In 2013, he was chosen by Obama to pronounce the public blessing

Eleventh child, out of twelve, from a family of pastors, Raphael Warnock grew up in the city of Savannah, Georgia, before going to study at Morehouse University, the one that saw Martin Luther King pass as a student. Later, he will become a pastor in the same congregation as the civil rights activist, at the Ebenezer Church in Atlanta, where he still officiates every Sunday. And if he was noticed by the press in 2011 for his opposition to the execution of the African American Troy Davis, condemned without real evidence for having killed a Savannah policeman, it was in 2013 that he was known to the general public. He is indeed chosen by Barack Obama to pronounce the public blessing during the inauguration ceremony of his second term.

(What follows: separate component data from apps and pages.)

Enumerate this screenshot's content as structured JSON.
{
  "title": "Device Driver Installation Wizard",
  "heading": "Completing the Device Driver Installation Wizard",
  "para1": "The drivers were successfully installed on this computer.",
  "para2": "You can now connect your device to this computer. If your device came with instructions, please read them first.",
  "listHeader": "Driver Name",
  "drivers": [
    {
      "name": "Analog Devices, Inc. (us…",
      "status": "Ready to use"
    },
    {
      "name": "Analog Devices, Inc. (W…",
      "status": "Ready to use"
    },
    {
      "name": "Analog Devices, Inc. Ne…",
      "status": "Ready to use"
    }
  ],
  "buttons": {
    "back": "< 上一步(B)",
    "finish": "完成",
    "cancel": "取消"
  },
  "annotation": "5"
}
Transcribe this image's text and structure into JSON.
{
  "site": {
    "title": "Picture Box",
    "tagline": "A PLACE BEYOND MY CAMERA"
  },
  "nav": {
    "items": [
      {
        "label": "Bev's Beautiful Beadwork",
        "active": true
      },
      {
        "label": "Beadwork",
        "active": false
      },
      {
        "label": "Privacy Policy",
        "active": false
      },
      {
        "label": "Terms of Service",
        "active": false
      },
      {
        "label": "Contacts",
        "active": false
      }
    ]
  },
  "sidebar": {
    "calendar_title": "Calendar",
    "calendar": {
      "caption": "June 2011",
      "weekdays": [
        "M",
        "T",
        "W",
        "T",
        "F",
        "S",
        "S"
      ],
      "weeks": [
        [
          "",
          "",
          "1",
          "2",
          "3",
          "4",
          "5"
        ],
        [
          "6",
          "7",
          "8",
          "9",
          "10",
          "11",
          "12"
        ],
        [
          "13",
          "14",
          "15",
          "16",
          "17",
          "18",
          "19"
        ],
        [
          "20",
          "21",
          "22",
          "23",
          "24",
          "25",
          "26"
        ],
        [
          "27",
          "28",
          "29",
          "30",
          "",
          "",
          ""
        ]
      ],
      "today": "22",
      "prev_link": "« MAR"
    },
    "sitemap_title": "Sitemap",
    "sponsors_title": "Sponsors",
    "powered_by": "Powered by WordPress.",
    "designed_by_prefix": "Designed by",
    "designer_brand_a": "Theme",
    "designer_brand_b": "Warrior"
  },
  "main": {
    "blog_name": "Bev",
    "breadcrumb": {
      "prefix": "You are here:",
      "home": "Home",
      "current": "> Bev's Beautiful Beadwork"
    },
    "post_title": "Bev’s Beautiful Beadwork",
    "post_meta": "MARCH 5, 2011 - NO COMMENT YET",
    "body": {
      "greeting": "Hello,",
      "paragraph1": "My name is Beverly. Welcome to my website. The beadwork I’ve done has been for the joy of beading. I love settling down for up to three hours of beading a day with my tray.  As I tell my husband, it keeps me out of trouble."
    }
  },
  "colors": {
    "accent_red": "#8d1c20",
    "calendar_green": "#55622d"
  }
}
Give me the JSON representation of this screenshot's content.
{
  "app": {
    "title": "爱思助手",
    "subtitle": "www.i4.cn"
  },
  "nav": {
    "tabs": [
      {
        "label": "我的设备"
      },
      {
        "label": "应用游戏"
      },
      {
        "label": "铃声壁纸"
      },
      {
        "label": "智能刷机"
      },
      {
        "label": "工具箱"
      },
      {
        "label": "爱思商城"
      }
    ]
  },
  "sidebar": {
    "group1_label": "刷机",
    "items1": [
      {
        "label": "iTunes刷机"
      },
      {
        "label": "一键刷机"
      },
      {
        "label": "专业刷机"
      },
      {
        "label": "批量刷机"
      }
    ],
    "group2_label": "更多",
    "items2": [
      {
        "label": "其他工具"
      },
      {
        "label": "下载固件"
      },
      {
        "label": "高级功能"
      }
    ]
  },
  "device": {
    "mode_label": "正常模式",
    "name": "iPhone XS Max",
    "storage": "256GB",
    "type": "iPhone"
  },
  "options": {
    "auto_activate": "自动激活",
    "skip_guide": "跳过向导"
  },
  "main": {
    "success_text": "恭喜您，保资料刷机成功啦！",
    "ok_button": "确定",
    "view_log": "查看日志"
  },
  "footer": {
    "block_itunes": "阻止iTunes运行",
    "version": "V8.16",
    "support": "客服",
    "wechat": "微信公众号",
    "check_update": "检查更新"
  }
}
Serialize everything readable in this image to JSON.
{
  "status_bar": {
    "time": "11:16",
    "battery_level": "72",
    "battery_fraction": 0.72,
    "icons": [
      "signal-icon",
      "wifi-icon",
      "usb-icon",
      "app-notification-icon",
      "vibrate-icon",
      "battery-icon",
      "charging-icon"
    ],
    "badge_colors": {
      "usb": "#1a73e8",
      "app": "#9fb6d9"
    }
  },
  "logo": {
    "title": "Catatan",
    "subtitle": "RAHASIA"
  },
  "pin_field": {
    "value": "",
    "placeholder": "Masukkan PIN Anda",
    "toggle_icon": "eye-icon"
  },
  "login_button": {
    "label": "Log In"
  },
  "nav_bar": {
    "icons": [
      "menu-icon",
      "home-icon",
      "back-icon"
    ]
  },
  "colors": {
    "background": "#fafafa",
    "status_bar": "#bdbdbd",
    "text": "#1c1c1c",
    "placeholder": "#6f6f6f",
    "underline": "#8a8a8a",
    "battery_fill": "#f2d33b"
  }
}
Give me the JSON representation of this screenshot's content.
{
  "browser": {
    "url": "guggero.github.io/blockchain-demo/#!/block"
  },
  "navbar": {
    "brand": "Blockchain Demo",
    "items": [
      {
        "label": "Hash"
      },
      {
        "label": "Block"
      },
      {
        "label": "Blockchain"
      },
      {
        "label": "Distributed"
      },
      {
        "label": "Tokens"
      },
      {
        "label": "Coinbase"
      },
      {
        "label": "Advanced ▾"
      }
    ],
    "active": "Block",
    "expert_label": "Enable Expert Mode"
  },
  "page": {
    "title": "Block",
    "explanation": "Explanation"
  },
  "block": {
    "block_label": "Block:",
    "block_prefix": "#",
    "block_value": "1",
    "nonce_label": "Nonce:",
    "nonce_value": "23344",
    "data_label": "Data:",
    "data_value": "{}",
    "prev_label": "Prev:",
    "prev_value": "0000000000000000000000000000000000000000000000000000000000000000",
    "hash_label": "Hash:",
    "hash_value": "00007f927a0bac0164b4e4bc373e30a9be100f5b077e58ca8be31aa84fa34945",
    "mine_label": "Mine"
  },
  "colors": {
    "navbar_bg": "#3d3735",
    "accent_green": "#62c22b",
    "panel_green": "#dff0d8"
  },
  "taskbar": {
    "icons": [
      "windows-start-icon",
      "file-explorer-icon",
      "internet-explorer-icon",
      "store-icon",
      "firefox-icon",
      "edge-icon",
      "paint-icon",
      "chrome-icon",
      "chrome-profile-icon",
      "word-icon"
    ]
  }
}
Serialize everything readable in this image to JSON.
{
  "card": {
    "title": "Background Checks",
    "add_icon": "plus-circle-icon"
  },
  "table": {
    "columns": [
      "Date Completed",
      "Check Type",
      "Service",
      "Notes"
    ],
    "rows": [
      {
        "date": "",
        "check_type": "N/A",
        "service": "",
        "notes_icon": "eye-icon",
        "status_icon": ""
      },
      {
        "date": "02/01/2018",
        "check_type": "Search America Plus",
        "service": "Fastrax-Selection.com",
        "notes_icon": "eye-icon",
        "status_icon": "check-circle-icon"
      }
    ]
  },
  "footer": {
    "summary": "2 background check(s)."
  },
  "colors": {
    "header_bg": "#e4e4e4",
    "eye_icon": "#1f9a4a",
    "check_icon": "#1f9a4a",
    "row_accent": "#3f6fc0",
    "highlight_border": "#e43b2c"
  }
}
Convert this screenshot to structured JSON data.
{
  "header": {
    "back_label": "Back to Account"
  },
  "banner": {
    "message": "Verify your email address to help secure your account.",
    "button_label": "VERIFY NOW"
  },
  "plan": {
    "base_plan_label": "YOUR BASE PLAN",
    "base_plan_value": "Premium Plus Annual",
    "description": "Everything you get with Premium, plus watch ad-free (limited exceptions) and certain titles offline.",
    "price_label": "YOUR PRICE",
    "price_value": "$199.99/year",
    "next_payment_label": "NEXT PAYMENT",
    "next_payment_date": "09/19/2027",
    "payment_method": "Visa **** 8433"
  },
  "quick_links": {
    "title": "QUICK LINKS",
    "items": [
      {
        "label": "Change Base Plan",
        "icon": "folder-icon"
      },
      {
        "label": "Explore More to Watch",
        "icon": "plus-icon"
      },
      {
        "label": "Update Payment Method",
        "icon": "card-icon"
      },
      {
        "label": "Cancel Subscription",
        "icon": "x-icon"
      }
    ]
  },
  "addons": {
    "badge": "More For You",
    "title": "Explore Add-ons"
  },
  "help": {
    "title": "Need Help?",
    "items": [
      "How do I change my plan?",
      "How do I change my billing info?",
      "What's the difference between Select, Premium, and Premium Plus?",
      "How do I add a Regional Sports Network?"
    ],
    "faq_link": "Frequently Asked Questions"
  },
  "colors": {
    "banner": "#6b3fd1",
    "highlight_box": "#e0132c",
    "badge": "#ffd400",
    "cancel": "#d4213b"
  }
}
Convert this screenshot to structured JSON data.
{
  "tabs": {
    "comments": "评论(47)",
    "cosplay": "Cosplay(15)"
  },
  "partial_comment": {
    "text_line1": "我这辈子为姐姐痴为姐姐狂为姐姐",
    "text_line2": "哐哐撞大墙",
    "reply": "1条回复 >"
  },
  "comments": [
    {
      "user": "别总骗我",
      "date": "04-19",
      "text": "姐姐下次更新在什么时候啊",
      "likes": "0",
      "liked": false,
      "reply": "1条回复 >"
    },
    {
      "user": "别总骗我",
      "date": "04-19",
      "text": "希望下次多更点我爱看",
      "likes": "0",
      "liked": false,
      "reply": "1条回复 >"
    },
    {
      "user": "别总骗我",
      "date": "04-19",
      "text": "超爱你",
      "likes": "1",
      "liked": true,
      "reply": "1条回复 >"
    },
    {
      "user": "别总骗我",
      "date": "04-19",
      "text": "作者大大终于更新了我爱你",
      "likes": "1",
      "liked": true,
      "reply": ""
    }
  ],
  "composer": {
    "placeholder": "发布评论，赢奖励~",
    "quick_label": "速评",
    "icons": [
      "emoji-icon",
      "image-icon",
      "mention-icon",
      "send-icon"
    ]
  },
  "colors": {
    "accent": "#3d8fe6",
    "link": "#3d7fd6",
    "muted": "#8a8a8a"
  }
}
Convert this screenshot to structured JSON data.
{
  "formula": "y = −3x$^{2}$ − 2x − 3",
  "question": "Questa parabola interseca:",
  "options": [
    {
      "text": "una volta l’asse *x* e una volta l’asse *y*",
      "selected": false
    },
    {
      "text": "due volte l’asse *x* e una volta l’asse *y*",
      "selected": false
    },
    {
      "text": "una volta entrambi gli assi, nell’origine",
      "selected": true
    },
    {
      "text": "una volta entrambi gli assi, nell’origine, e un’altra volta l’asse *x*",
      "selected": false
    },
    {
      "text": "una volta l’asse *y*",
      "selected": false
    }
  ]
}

A fervent supporter of the first black president of the United States, Warnock went so far as to be arrested by the police for having silently demonstrated in the Capitol of Georgia his support for the implementation of Obamacare in Georgia. It was harder for him to defend, at the end of the year, Joe Biden’s balance sheet, when inflation within the state, at 12%, exceeds that of the national level. But the convictions of the man who organized, in 2019, in his Church, an interfaith meeting on climate change still have many faithful.